In FIG. 4, there is shown two antenna systems, each system having an RF switch, the RF switches being controlled by a flip-flop switch. Preferably, two or more independent antenna systems are spaced irregularly throughout an area where a patient might be monitored. When a digital error or bit error is detected, the flip-flop switch, which drives the RF switches, automatically switches from one antenna system to the other so that the receiver receives the best signal available and passes this signal onto the digital decoder. Preferably, the system is designed so that the flip-flop switch is programmed to latch onto the signal with the lowest errors and to periodically check for a better signal on another antenna system. The means to switch from one system to another can be programmed to switch when a parity bit error is detected.
In Table 1, there is set out an example of a typical specification for a telemetry system of the present invention. The minimum and maximum described in the specification are suggested limits for one particular system only and the present invention is not limited in any way by the specification.

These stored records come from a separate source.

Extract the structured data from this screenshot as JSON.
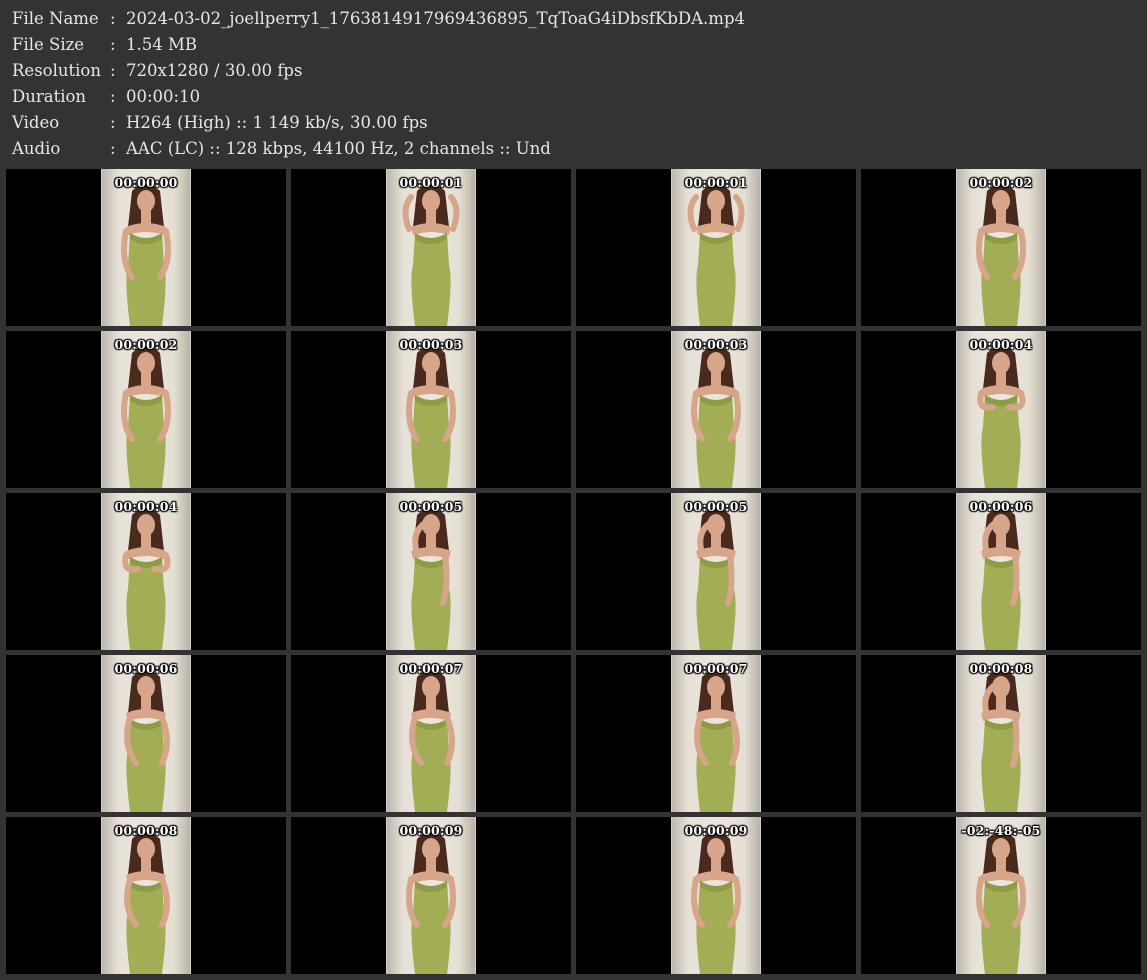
{
  "info": {
    "rows": [
      {
        "key": "File Name",
        "sep": ":",
        "value": "2024-03-02_joellperry1_1763814917969436895_TqToaG4iDbsfKbDA.mp4"
      },
      {
        "key": "File Size",
        "sep": ":",
        "value": "1.54 MB"
      },
      {
        "key": "Resolution",
        "sep": ":",
        "value": "720x1280 / 30.00 fps"
      },
      {
        "key": "Duration",
        "sep": ":",
        "value": "00:00:10"
      },
      {
        "key": "Video",
        "sep": ":",
        "value": "H264 (High) :: 1 149 kb/s, 30.00 fps"
      },
      {
        "key": "Audio",
        "sep": ":",
        "value": "AAC (LC) :: 128 kbps, 44100 Hz, 2 channels :: Und"
      }
    ]
  },
  "thumbnails": [
    {
      "timestamp": "00:00:00",
      "pose": "hip"
    },
    {
      "timestamp": "00:00:01",
      "pose": "hands-up"
    },
    {
      "timestamp": "00:00:01",
      "pose": "hands-up"
    },
    {
      "timestamp": "00:00:02",
      "pose": "hip"
    },
    {
      "timestamp": "00:00:02",
      "pose": "front"
    },
    {
      "timestamp": "00:00:03",
      "pose": "front"
    },
    {
      "timestamp": "00:00:03",
      "pose": "front"
    },
    {
      "timestamp": "00:00:04",
      "pose": "chest"
    },
    {
      "timestamp": "00:00:04",
      "pose": "chest"
    },
    {
      "timestamp": "00:00:05",
      "pose": "side"
    },
    {
      "timestamp": "00:00:05",
      "pose": "side"
    },
    {
      "timestamp": "00:00:06",
      "pose": "side-left"
    },
    {
      "timestamp": "00:00:06",
      "pose": "back"
    },
    {
      "timestamp": "00:00:07",
      "pose": "back"
    },
    {
      "timestamp": "00:00:07",
      "pose": "back"
    },
    {
      "timestamp": "00:00:08",
      "pose": "side-left"
    },
    {
      "timestamp": "00:00:08",
      "pose": "back"
    },
    {
      "timestamp": "00:00:09",
      "pose": "front"
    },
    {
      "timestamp": "00:00:09",
      "pose": "front"
    },
    {
      "timestamp": "-02:-48:-05",
      "pose": "front"
    }
  ],
  "colors": {
    "background": "#333333",
    "text": "#e6e6e6",
    "cell": "#000000",
    "wall": "#ece7de",
    "dress": "#a3ad55",
    "hair": "#4a2a1c",
    "skin": "#d6a58a"
  }
}
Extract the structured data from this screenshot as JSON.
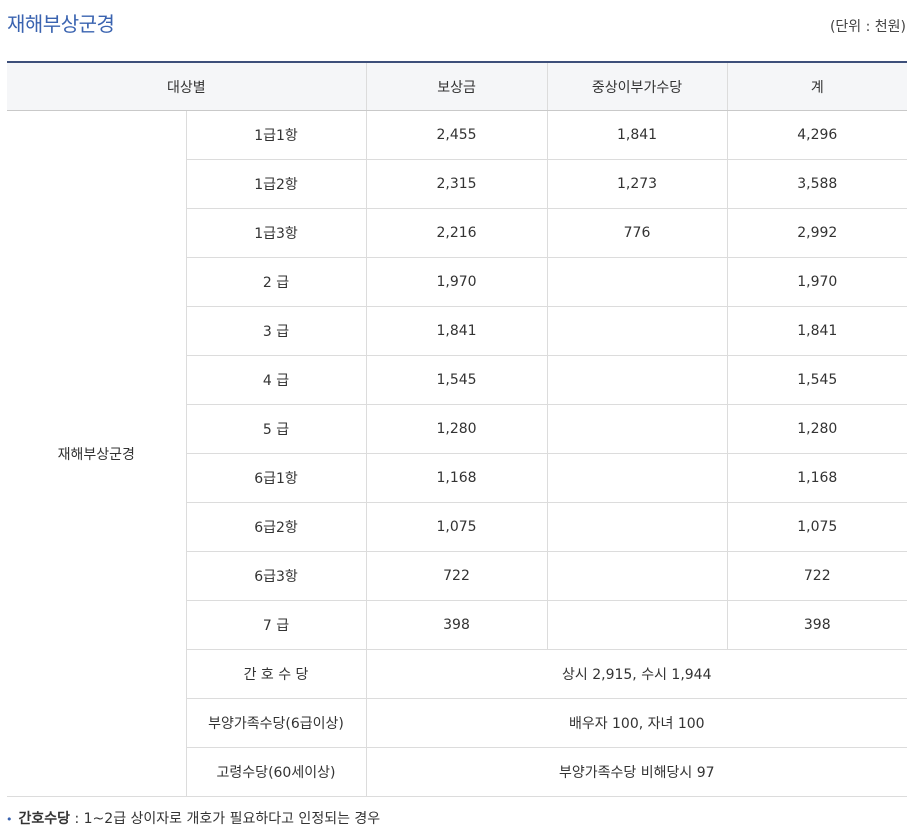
{
  "title": "재해부상군경",
  "unit": "(단위 : 천원)",
  "headers": [
    "대상별",
    "보상금",
    "중상이부가수당",
    "계"
  ],
  "group_label": "재해부상군경",
  "rows": [
    {
      "grade": "1급1항",
      "comp": "2,455",
      "extra": "1,841",
      "total": "4,296"
    },
    {
      "grade": "1급2항",
      "comp": "2,315",
      "extra": "1,273",
      "total": "3,588"
    },
    {
      "grade": "1급3항",
      "comp": "2,216",
      "extra": "776",
      "total": "2,992"
    },
    {
      "grade": "2 급",
      "comp": "1,970",
      "extra": "",
      "total": "1,970"
    },
    {
      "grade": "3 급",
      "comp": "1,841",
      "extra": "",
      "total": "1,841"
    },
    {
      "grade": "4 급",
      "comp": "1,545",
      "extra": "",
      "total": "1,545"
    },
    {
      "grade": "5 급",
      "comp": "1,280",
      "extra": "",
      "total": "1,280"
    },
    {
      "grade": "6급1항",
      "comp": "1,168",
      "extra": "",
      "total": "1,168"
    },
    {
      "grade": "6급2항",
      "comp": "1,075",
      "extra": "",
      "total": "1,075"
    },
    {
      "grade": "6급3항",
      "comp": "722",
      "extra": "",
      "total": "722"
    },
    {
      "grade": "7 급",
      "comp": "398",
      "extra": "",
      "total": "398"
    }
  ],
  "allowances": [
    {
      "label": "간 호 수 당",
      "value": "상시 2,915, 수시 1,944"
    },
    {
      "label": "부양가족수당(6급이상)",
      "value": "배우자 100, 자녀 100"
    },
    {
      "label": "고령수당(60세이상)",
      "value": "부양가족수당 비해당시 97"
    }
  ],
  "note": {
    "bullet": "•",
    "term": "간호수당",
    "text": " : 1~2급 상이자로 개호가 필요하다고 인정되는 경우"
  }
}
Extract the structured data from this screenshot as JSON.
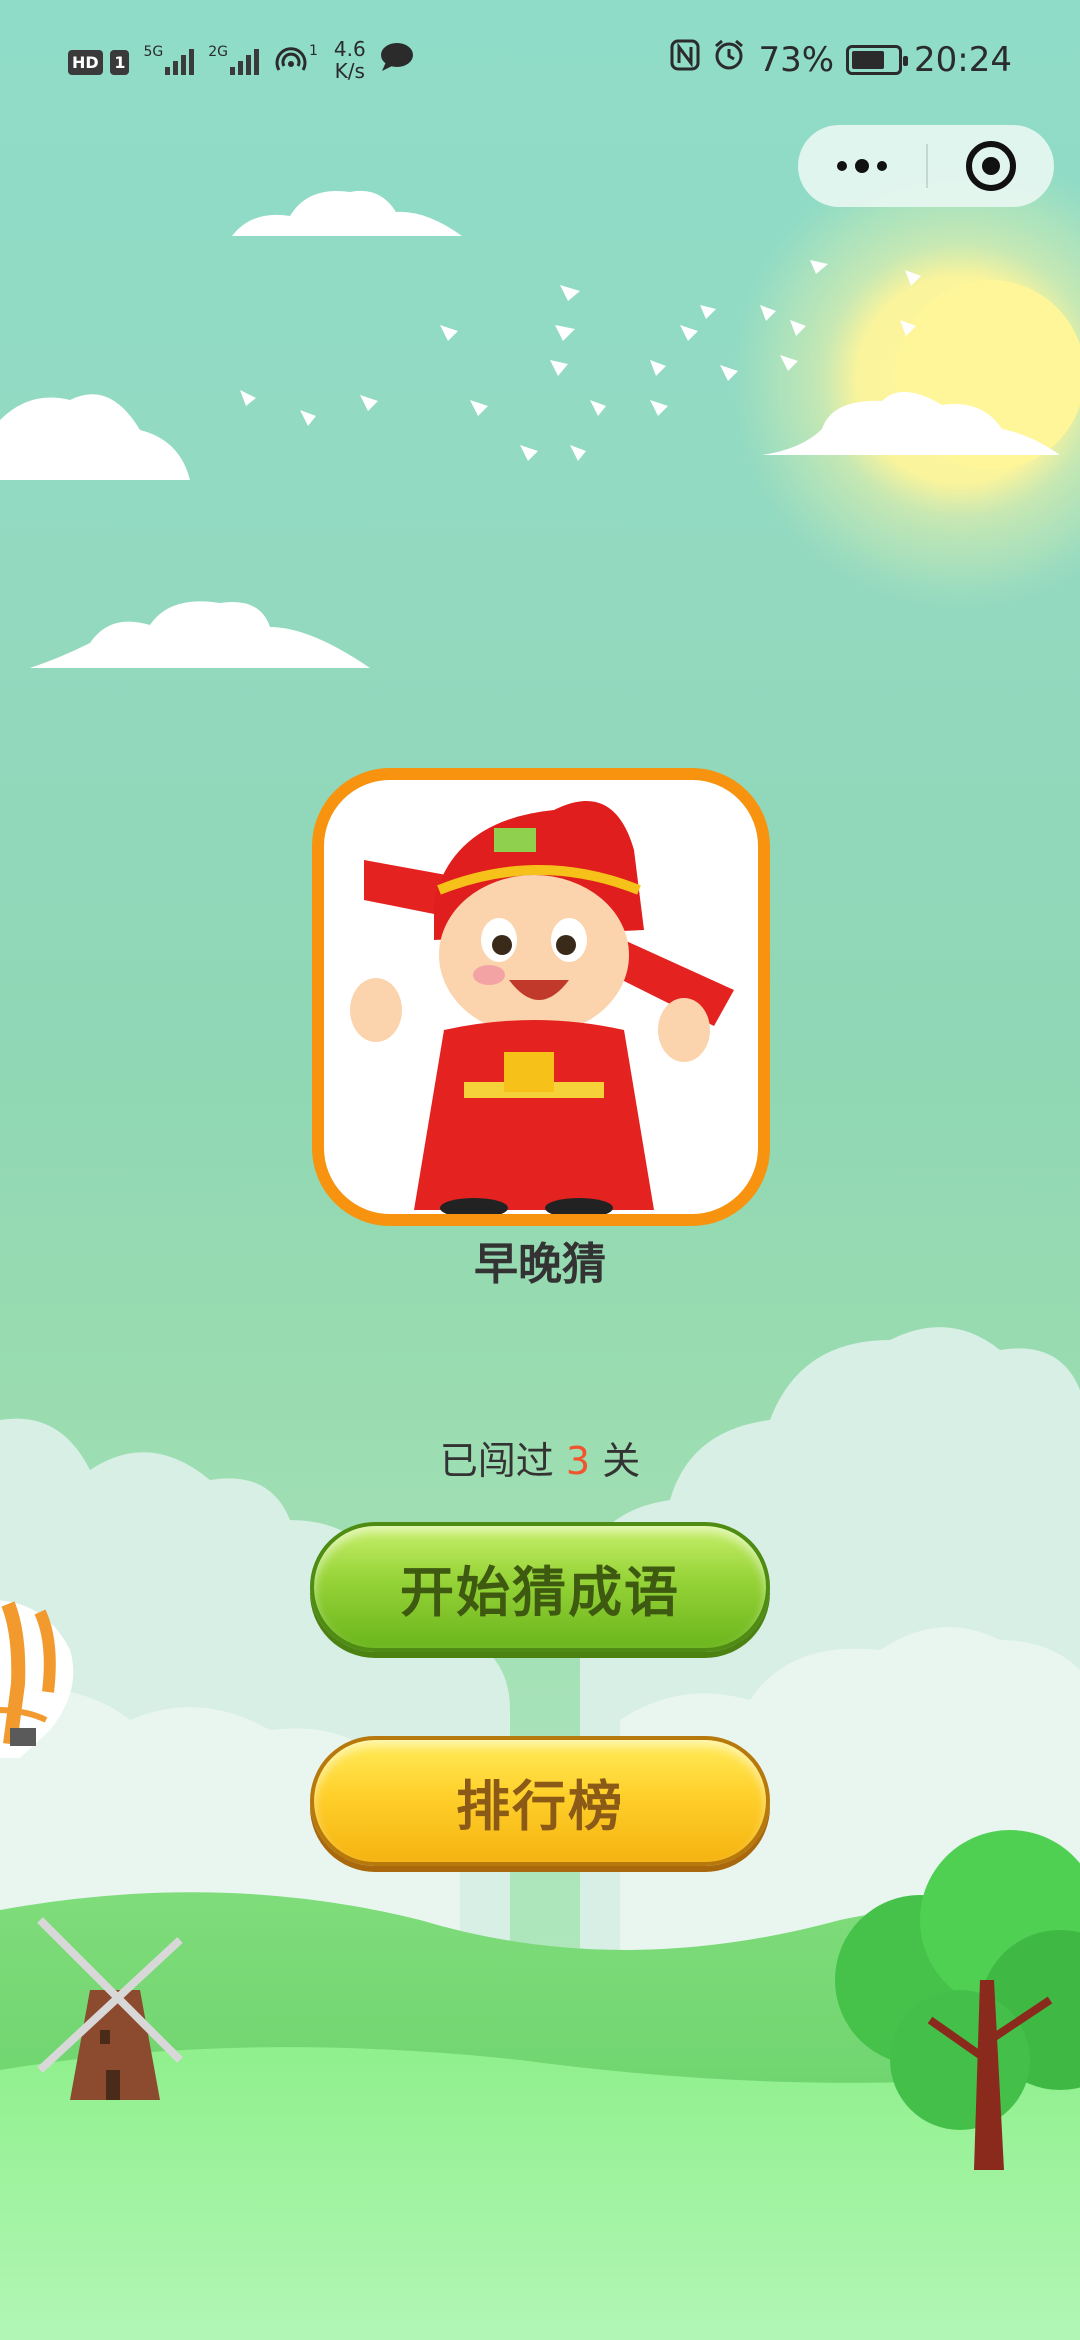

TABLE 1__________________________________________________________________________MEDICAL TELEMETRY SYSTEMSAMPLE SPECIFICATION Min. Typical Max. Units__________________________________________________________________________TransmitterRF Field Strength 150 μV/m @ 30 mFrequency Range 216 MHzModulation Type Pulse Code Modulation - FMBattery Life 140 Hours based on use of a 9 volt Mercury cell 146X or equivalentAmplifier Type Differential InputInput Impedance 1.5 M OhmsDynamic Range .+-.5 mvNoise (RTI) 5 μV p-pNumber of Analog Input Channels 1 6 ChannelsBandwidth DC 100 HzSample Rate 1170 Samples/secNo. of Bits Encoding 10 BitsTransmission Error Detection* 4 BitsDigital Data Encoding 20 BitsSize of Case 10 cmReceiverSensitivity 1 μVFreguency Range 174 216 MHzOverall Gain of System 455 5000 mV/mVSize of Plug-in PCB 26 cmAntenna SystemSpatial DiversityControlsDC Offset: .+-. 2.0 V MinimumGain Control: X 455 to X 5000Power ON/OFFDisplaysPower ONOutputParallel Pulse Coded Data + Channel No. + Data valid +Error Detect (16 bits)Analog Output - One to six ChannelsDigital Outputs for Battery Low, Lead Disconnect,Patient Alarm, Patient Location, and Digital ErrorDetectOptionsIR Control for Input Channel Select__________________________________________________________________________ *Error correction algorithms are also possible.
In drawings which illustrate a preferred embodiment of the invention:
FIG. 1 is a block diagram of one embodiment of a telemetry system;
FIG. 2 is a block diagram of a transmitter and receiver for the system of FIG. 1;
FIG. 3 is a block diagram of part of a patient locator system having coated light emitting diodes and a receiver for use in conjunction with a transmitter mounted on a patient; and
FIG. 4 is a block diagram of two antenna systems with means from switching from one system to another.